NEW YORK (TheStreet) -- Financial advisors may be sending a mixed message when it comes to active vs. passive investing. When asked what would be the best way for a mid-career person to invest for retirement, most advisors (42%) said index funds. Just 18% believed actively managed mutual funds were the way to go, according to a recent Bloomberg Markets survey of advisors and money managers.
But are these the recommendations you’re hearing from your financial advisor? Perhaps not, according to the results of another study.

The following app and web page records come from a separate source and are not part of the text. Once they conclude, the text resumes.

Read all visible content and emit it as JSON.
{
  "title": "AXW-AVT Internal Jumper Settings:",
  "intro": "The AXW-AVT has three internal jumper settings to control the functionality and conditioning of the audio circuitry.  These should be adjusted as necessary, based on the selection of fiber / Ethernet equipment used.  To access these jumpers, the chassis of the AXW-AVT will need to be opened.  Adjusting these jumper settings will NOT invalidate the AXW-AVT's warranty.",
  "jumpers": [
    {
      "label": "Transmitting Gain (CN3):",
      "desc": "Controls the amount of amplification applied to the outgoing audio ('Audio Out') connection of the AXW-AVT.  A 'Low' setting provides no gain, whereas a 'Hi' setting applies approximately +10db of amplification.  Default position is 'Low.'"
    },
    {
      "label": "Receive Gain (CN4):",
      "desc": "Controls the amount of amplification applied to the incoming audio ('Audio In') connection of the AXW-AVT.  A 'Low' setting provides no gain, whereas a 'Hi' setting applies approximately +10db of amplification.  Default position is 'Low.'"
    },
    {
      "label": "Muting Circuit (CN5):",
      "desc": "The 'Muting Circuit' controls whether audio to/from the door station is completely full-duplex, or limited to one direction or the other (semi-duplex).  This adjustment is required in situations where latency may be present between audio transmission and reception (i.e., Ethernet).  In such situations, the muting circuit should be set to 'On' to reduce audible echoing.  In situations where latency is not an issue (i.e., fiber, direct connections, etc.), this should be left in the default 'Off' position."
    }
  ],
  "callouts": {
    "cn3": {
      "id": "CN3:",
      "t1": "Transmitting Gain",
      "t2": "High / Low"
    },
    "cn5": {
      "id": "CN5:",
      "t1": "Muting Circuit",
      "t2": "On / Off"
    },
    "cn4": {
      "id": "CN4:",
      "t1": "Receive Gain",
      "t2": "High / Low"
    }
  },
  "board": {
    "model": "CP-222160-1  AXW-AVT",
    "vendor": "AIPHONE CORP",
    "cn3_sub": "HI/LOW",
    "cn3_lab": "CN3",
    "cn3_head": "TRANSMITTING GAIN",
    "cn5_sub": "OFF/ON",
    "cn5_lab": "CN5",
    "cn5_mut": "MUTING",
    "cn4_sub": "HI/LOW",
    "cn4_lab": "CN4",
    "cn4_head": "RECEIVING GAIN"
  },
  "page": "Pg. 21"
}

"More than half of advisors have not shifted their relative mix of actively managed and passively managed solutions in the past year," says research issued by Practical Perspectives, an independent consulting and research firm. The report reveals that while advisors are embracing low-cost passive investing, active management remains a major component of the investment solutions offered to clients. In fact, 80% of the advisors surveyed by the firm admitted "significant or moderate" use of active management investments, particularly actively managed mutual funds.
"Advisors still perceive active management as the preferred option in several equity and fixed income asset classes including specialty equities, international, emerging markets, small cap, high yield and strategic income," the report adds.
But this "tactical" use of active management in what are believed to be markets with "alpha" opportunity doesn’t hold up, according to research conducted by S&P Dow Jones Indices. The S&P Indices vs. Active (SPIVA) analysis compares S&P benchmarks to corresponding actively managed mutual funds.
"It is commonly believed that active management works best in inefficient environments, such as small-cap or emerging markets," writes Aye M. Soe, senior director of research at S&P Dow Jones Indices, in a research note. "This argument is disputed by the findings of [the latest] SPIVA Scorecard. The majority of small-cap active managers have been consistently underperforming the benchmark over the full 10-year period as well as each rolling 5-year period, with data starting in 2002."
And while the S&P 500 (SPY) saw double-digit returns for its third year in a row in 2014, the vast majority of large-cap fund managers underperformed the benchmark over short-term and long-term periods. As of Dec. 31, 2014, 86.44% of large-cap fund managers underperformed the benchmark over a one-year period. And over 5- and 10-year periods, 88.65% and 82.07% of large-cap managers failed to deliver incremental outperformance.
"Interestingly, the lowest percentage of outperformance by active managers has tended to occur in the best-performing asset classes," Soe adds. "Among the nine U.S. style categories, mid-cap growth was the best-performing asset class over the past 10 years, with the S&P MidCap 400 Growth returning 10.03%. However, it is also the category where the highest percentages of managers (91.81%) have underperformed."
And in 2014, the majority of the active managers investing in international, international small-cap and emerging markets equities fared worse than their benchmark indices, according to the S&P Indices report.